## WORK REQUIRED
Among the records below, find each line bearing the word "name" and copy it.

Element data from apps and pages:
━━━━━━━━━━
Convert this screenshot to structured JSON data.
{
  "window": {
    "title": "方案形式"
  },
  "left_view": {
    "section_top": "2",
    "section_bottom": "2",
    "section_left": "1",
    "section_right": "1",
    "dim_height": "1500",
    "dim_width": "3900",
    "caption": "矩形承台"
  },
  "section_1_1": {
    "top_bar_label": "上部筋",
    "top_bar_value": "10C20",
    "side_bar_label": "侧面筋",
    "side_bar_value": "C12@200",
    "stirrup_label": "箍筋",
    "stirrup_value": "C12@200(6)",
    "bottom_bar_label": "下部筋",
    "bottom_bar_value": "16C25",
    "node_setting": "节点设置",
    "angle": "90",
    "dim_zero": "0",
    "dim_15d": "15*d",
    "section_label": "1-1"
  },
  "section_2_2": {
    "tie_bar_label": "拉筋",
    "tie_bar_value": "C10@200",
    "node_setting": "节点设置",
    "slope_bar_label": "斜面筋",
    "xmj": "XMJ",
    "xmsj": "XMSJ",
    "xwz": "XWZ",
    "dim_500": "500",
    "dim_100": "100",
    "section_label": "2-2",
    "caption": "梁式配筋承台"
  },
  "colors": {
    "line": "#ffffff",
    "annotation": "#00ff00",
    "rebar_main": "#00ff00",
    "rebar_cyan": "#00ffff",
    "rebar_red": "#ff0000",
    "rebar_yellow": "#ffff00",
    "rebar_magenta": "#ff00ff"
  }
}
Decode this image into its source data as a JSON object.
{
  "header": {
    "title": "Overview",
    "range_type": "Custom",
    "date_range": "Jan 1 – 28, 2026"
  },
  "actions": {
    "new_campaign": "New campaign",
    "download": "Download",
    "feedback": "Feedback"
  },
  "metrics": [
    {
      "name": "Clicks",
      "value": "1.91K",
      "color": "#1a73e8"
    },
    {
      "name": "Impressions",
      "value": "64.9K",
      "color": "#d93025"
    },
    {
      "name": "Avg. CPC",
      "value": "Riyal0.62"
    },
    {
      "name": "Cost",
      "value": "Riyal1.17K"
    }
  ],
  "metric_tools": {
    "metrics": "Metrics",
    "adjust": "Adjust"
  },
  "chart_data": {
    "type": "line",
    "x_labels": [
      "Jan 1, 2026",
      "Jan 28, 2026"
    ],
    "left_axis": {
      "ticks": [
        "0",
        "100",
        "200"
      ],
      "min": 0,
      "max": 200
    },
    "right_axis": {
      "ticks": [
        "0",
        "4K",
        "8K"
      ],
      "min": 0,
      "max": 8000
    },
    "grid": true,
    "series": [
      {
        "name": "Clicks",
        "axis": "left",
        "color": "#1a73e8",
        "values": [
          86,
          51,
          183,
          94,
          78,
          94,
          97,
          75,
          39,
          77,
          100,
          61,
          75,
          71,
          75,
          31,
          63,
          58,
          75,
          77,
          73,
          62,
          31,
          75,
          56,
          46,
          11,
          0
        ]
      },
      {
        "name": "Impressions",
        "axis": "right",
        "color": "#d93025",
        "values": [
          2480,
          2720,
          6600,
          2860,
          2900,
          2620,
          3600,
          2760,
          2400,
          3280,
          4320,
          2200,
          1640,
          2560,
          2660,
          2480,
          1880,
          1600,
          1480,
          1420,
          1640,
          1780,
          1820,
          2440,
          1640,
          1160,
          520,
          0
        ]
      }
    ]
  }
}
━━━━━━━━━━
## RESULT FOR THIS EXERCISE
      "name": "Clicks",
      "name": "Impressions",
      "name": "Avg. CPC",
      "name": "Cost",
        "name": "Clicks",
        "name": "Impressions",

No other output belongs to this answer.